Leaving behind his faithless wife, Ilka, he moves to Springvale, a town negatively impacted by his lobbying, to revive the local co-op cannery. Ilka, meanwhile, is killed by Sartos' chauffeur, Roger. Just as Blake's succeeding in rebuilding Springvale, Sartos tracks him down. When Blake refuses Sartos' blackmail, he's arrested for Ilka's murder. The kindly sheriff lets Blake out of jail in order to prevent a mob -- paid by Sartos -- from destroying the cannery. Roger confesses to Ilka's death, and Sartos himself is arrested for inciting a riot.
I know what you're thinking. Where's the president? And where's the mystery? In the title, that's where. As the on-screen prologue explains:
|How the hell do I know? You're the President.|
|Someone should tell Liberty that there's a|
difference between "Plot By" and
"Shooting the Breeze with a Friend Over Drinks."
I've never read the original novel, but I would hope it's more "thrilling" than the movie. Hero James Blake isn't even smart enough to come up with the ol' fake-death-and-disappear routine on his own. He gets the idea from the latest copy of Liberty magazine where -- well, whaddaya know! -- The President's Mystery is prominently featured. Meta movie, 1936-style.
|"Hey, I use a cigarette-holder like FDR.|
I must be a good guy!"
If The President's Mystery is interesting at all today, it's because how ruthless and almost nihilistic businessman George Sartos is. An SOB whose corporate philosophy makes the Walton Family look like the Little Sisters of Mercy, he literally doesn't care about the effect his business practices have on anybody, as long as National Cannery's profits keep going north.
James Blake's lobbying is shown in a montage that features everything you hate about Washington: boozing, schmoozing, golfing -- let's call it what it is, legal bribery -- interspersed with a series of screaming newspaper headlines: SMALL INDUSTRIES DOOMED! FEDERAL LOANS OUT! Hey, capitalist pigs gotta eat.
|C'mon, cheer up. Think of how happy|
the corporate shareholders are!
Some of the movie's political theatre might be courtesy co-screenwriter Nathaniel West. Yes, the author of Miss Lonelyhearts and The Day of the Locust was better known -- make that better paid -- as a screenwriter, first at Republic Pictures, then later at RKO Radio. West might have painted a grim picture of Hollywood in Locust, but when you make a grand total of $1,280 from your novels (according to West bios), well, the movie factory looks pretty good. Great writers, like the aforementioned capitalist pigs, gotta eat, too.
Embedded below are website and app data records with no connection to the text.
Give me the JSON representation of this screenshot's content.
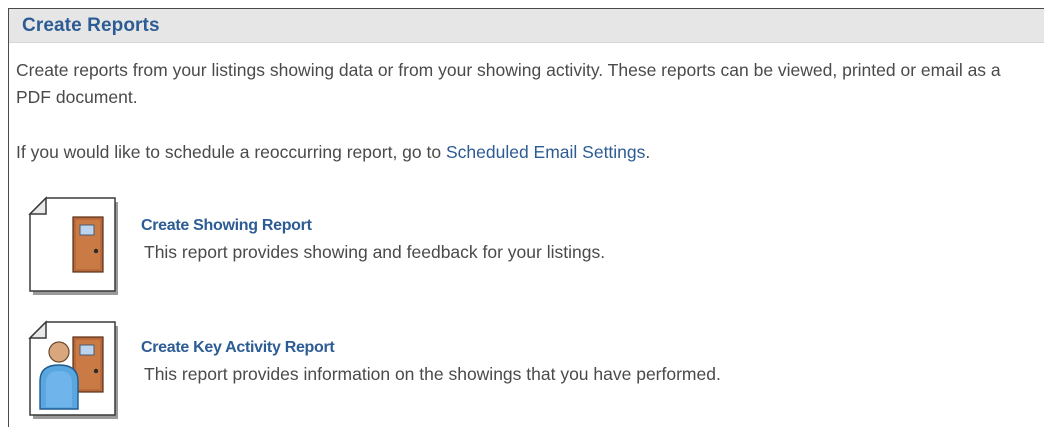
{
  "header": {
    "title": "Create Reports"
  },
  "intro": {
    "text": "Create reports from your listings showing data or from your showing activity. These reports can be viewed, printed or email as a PDF document."
  },
  "schedule": {
    "prefix": "If you would like to schedule a reoccurring report, go to ",
    "link_label": "Scheduled Email Settings",
    "suffix": "."
  },
  "reports": [
    {
      "title": "Create Showing Report",
      "description": "This report provides showing and feedback for your listings.",
      "icon": "door-document-icon"
    },
    {
      "title": "Create Key Activity Report",
      "description": "This report provides information on the showings that you have performed.",
      "icon": "person-door-document-icon"
    }
  ],
  "colors": {
    "link": "#2d5c94",
    "text": "#4a4a4a",
    "header_bg": "#e6e6e6"
  }
}
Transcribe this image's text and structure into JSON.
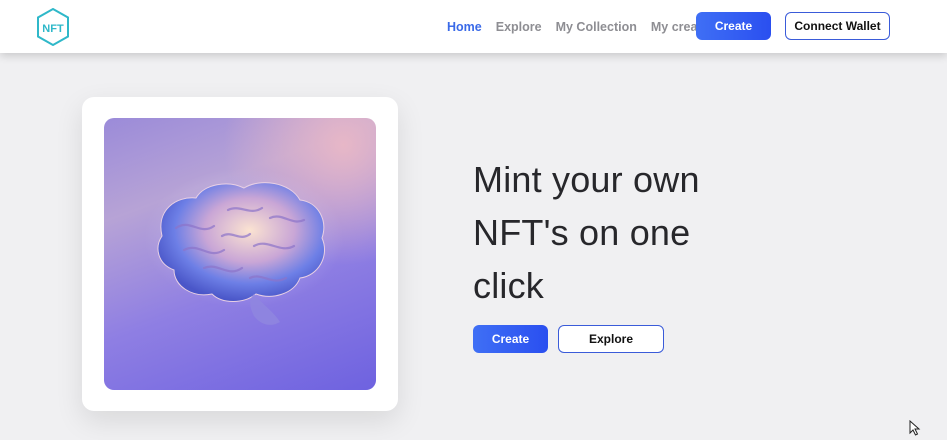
{
  "logo": {
    "icon": "nft-hexagon-logo",
    "text": "NFT",
    "color": "#2fb8c9"
  },
  "nav": {
    "links": [
      {
        "label": "Home",
        "active": true
      },
      {
        "label": "Explore",
        "active": false
      },
      {
        "label": "My Collection",
        "active": false
      },
      {
        "label": "My creater",
        "active": false
      }
    ],
    "create_label": "Create",
    "wallet_label": "Connect Wallet"
  },
  "hero": {
    "title_lines": [
      "Mint your own",
      "NFT's on one",
      "click"
    ],
    "create_label": "Create",
    "explore_label": "Explore",
    "image": {
      "icon": "brain-illustration"
    }
  },
  "colors": {
    "accent": "#3a6ae8",
    "button_gradient_start": "#3f6ff5",
    "button_gradient_end": "#2a4ff0",
    "background": "#f0f0f2",
    "title": "#27272b"
  }
}
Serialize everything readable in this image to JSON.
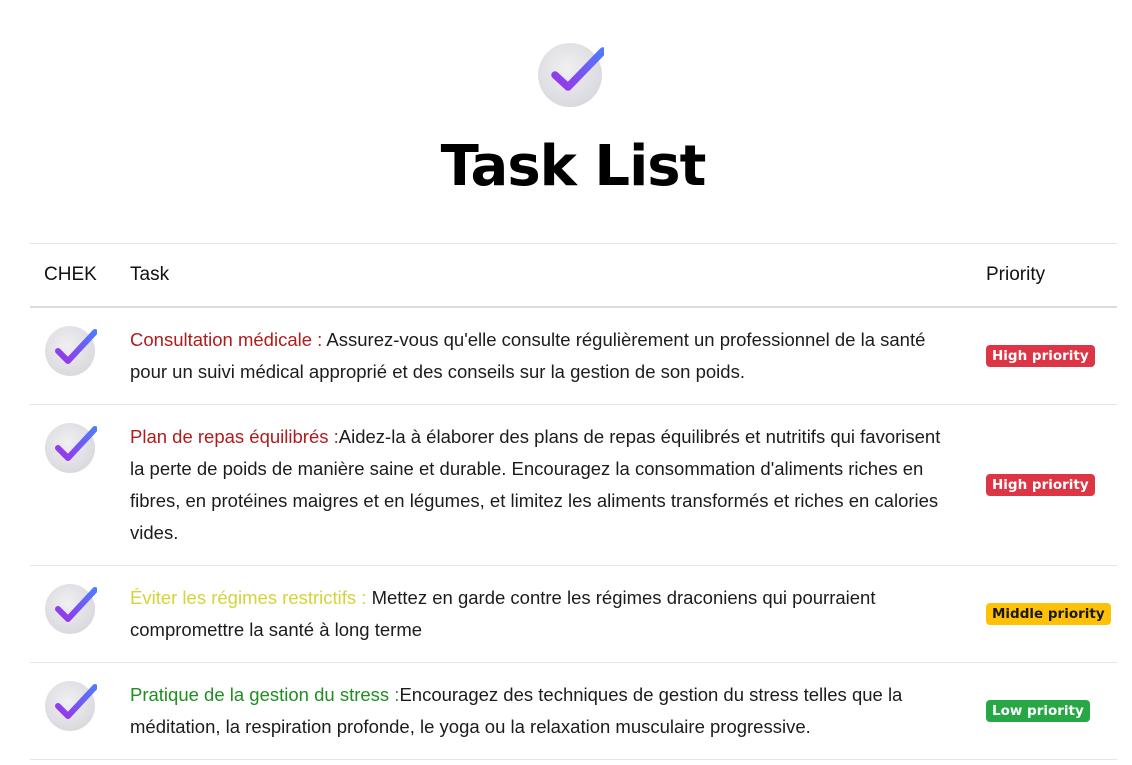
{
  "page": {
    "title": "Task List",
    "logo_icon": "checkmark-circle-icon"
  },
  "table": {
    "headers": {
      "check": "CHEK",
      "task": "Task",
      "priority": "Priority"
    },
    "rows": [
      {
        "check_icon": "checkmark-circle-icon",
        "label": "Consultation médicale : ",
        "label_color": "#b01c1c",
        "text": "Assurez-vous qu'elle consulte régulièrement un professionnel de la santé pour un suivi médical approprié et des conseils sur la gestion de son poids.",
        "priority": "High priority",
        "priority_bg": "#dc3545",
        "priority_fg": "#ffffff"
      },
      {
        "check_icon": "checkmark-circle-icon",
        "label": "Plan de repas équilibrés :",
        "label_color": "#b01c1c",
        "text": "Aidez-la à élaborer des plans de repas équilibrés et nutritifs qui favorisent la perte de poids de manière saine et durable. Encouragez la consommation d'aliments riches en fibres, en protéines maigres et en légumes, et limitez les aliments transformés et riches en calories vides.",
        "priority": "High priority",
        "priority_bg": "#dc3545",
        "priority_fg": "#ffffff"
      },
      {
        "check_icon": "checkmark-circle-icon",
        "label": "Éviter les régimes restrictifs : ",
        "label_color": "#d4d438",
        "text": "Mettez en garde contre les régimes draconiens qui pourraient compromettre la santé à long terme",
        "priority": "Middle priority",
        "priority_bg": "#ffc107",
        "priority_fg": "#1a1a1a"
      },
      {
        "check_icon": "checkmark-circle-icon",
        "label": "Pratique de la gestion du stress :",
        "label_color": "#1f8f1f",
        "text": "Encouragez des techniques de gestion du stress telles que la méditation, la respiration profonde, le yoga ou la relaxation musculaire progressive.",
        "priority": "Low priority",
        "priority_bg": "#28a745",
        "priority_fg": "#ffffff"
      }
    ]
  },
  "colors": {
    "check_gradient_start": "#9b33e8",
    "check_gradient_end": "#4f7bff",
    "check_circle": "#e4e4e8"
  }
}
|Note FDR's quote on the upper left --|
not exactly a ringing endorsement of
his own idea.
And the result? A not-bad 52-minute movie which, had its origins been more humble, would have become even more forgotten than it already it is. It's remarkable, in its own way, that The President's Mystery successfully tackles so many different topics -- capitalism, quasi-socialism, murder, economics -- in less than an hour. In that respect, it would make a great double-bill with the still-relevant Washington Merry-Go-Round. And it still leaves time for a wedding engagement at the climax.
Don't think I spoiled the ending -- that was no mystery, either.
To read about Washington-Merry-Go-Round, go here.